## EXERCISE AIM:
The records that follow are to be repeated without alteration.

───── SOURCE MATERIAL

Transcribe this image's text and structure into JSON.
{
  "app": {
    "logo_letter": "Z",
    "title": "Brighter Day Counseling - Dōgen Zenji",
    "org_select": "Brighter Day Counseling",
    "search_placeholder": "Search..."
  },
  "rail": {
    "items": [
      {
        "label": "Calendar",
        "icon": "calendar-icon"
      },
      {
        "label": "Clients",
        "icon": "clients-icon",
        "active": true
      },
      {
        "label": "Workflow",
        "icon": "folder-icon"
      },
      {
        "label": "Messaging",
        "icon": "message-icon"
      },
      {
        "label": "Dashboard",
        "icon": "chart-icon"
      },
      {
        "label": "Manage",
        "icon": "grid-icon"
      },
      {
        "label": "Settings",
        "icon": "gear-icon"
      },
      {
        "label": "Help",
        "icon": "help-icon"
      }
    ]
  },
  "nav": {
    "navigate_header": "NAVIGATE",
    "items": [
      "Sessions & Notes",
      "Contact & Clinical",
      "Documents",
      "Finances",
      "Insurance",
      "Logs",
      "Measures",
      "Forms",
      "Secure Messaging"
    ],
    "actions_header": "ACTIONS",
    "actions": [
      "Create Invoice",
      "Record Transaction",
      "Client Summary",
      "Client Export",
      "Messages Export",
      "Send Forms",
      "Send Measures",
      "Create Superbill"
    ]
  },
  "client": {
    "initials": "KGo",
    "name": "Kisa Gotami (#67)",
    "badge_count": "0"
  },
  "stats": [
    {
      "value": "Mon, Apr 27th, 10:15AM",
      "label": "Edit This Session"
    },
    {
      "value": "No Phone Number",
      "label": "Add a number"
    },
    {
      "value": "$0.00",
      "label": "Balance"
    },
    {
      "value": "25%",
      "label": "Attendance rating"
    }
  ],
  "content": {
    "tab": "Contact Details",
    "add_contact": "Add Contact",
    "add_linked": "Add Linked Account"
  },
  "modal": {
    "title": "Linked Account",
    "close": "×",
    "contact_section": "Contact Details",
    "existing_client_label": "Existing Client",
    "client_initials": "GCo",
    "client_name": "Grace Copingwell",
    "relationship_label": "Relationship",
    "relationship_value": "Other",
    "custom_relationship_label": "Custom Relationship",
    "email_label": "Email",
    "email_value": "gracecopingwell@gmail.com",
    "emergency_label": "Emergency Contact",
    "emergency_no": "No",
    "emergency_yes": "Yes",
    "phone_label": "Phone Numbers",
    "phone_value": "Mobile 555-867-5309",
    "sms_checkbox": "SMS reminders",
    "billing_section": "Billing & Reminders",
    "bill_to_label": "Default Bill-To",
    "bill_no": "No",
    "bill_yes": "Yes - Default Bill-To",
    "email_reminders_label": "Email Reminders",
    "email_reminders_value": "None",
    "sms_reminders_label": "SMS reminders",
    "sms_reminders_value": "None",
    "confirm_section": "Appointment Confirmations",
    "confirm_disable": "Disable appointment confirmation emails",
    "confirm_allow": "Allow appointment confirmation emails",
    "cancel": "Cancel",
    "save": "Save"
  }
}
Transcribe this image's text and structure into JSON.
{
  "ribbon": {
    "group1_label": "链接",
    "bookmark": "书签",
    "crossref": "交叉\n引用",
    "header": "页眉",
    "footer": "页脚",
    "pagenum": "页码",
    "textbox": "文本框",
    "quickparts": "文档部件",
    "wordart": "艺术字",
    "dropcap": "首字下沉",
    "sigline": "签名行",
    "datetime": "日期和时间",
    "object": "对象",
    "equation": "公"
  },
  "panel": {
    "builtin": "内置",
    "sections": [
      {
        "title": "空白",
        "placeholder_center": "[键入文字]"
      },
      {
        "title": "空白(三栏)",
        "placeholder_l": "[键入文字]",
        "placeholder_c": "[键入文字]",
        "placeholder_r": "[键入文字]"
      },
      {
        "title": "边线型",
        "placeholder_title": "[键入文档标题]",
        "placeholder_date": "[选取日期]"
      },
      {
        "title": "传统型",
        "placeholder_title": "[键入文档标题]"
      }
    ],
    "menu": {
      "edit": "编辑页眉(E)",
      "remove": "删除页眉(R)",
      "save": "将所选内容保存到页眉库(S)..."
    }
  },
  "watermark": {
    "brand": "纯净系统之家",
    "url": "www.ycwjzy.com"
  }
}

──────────

## RESPONSE BELOW:
Transcribe this image's text and structure into JSON.
{
  "app": {
    "logo_letter": "Z",
    "title": "Brighter Day Counseling - Dōgen Zenji",
    "org_select": "Brighter Day Counseling",
    "search_placeholder": "Search..."
  },
  "rail": {
    "items": [
      {
        "label": "Calendar",
        "icon": "calendar-icon"
      },
      {
        "label": "Clients",
        "icon": "clients-icon",
        "active": true
      },
      {
        "label": "Workflow",
        "icon": "folder-icon"
      },
      {
        "label": "Messaging",
        "icon": "message-icon"
      },
      {
        "label": "Dashboard",
        "icon": "chart-icon"
      },
      {
        "label": "Manage",
        "icon": "grid-icon"
      },
      {
        "label": "Settings",
        "icon": "gear-icon"
      },
      {
        "label": "Help",
        "icon": "help-icon"
      }
    ]
  },
  "nav": {
    "navigate_header": "NAVIGATE",
    "items": [
      "Sessions & Notes",
      "Contact & Clinical",
      "Documents",
      "Finances",
      "Insurance",
      "Logs",
      "Measures",
      "Forms",
      "Secure Messaging"
    ],
    "actions_header": "ACTIONS",
    "actions": [
      "Create Invoice",
      "Record Transaction",
      "Client Summary",
      "Client Export",
      "Messages Export",
      "Send Forms",
      "Send Measures",
      "Create Superbill"
    ]
  },
  "client": {
    "initials": "KGo",
    "name": "Kisa Gotami (#67)",
    "badge_count": "0"
  },
  "stats": [
    {
      "value": "Mon, Apr 27th, 10:15AM",
      "label": "Edit This Session"
    },
    {
      "value": "No Phone Number",
      "label": "Add a number"
    },
    {
      "value": "$0.00",
      "label": "Balance"
    },
    {
      "value": "25%",
      "label": "Attendance rating"
    }
  ],
  "content": {
    "tab": "Contact Details",
    "add_contact": "Add Contact",
    "add_linked": "Add Linked Account"
  },
  "modal": {
    "title": "Linked Account",
    "close": "×",
    "contact_section": "Contact Details",
    "existing_client_label": "Existing Client",
    "client_initials": "GCo",
    "client_name": "Grace Copingwell",
    "relationship_label": "Relationship",
    "relationship_value": "Other",
    "custom_relationship_label": "Custom Relationship",
    "email_label": "Email",
    "email_value": "gracecopingwell@gmail.com",
    "emergency_label": "Emergency Contact",
    "emergency_no": "No",
    "emergency_yes": "Yes",
    "phone_label": "Phone Numbers",
    "phone_value": "Mobile 555-867-5309",
    "sms_checkbox": "SMS reminders",
    "billing_section": "Billing & Reminders",
    "bill_to_label": "Default Bill-To",
    "bill_no": "No",
    "bill_yes": "Yes - Default Bill-To",
    "email_reminders_label": "Email Reminders",
    "email_reminders_value": "None",
    "sms_reminders_label": "SMS reminders",
    "sms_reminders_value": "None",
    "confirm_section": "Appointment Confirmations",
    "confirm_disable": "Disable appointment confirmation emails",
    "confirm_allow": "Allow appointment confirmation emails",
    "cancel": "Cancel",
    "save": "Save"
  }
}
Transcribe this image's text and structure into JSON.
{
  "ribbon": {
    "group1_label": "链接",
    "bookmark": "书签",
    "crossref": "交叉\n引用",
    "header": "页眉",
    "footer": "页脚",
    "pagenum": "页码",
    "textbox": "文本框",
    "quickparts": "文档部件",
    "wordart": "艺术字",
    "dropcap": "首字下沉",
    "sigline": "签名行",
    "datetime": "日期和时间",
    "object": "对象",
    "equation": "公"
  },
  "panel": {
    "builtin": "内置",
    "sections": [
      {
        "title": "空白",
        "placeholder_center": "[键入文字]"
      },
      {
        "title": "空白(三栏)",
        "placeholder_l": "[键入文字]",
        "placeholder_c": "[键入文字]",
        "placeholder_r": "[键入文字]"
      },
      {
        "title": "边线型",
        "placeholder_title": "[键入文档标题]",
        "placeholder_date": "[选取日期]"
      },
      {
        "title": "传统型",
        "placeholder_title": "[键入文档标题]"
      }
    ],
    "menu": {
      "edit": "编辑页眉(E)",
      "remove": "删除页眉(R)",
      "save": "将所选内容保存到页眉库(S)..."
    }
  },
  "watermark": {
    "brand": "纯净系统之家",
    "url": "www.ycwjzy.com"
  }
}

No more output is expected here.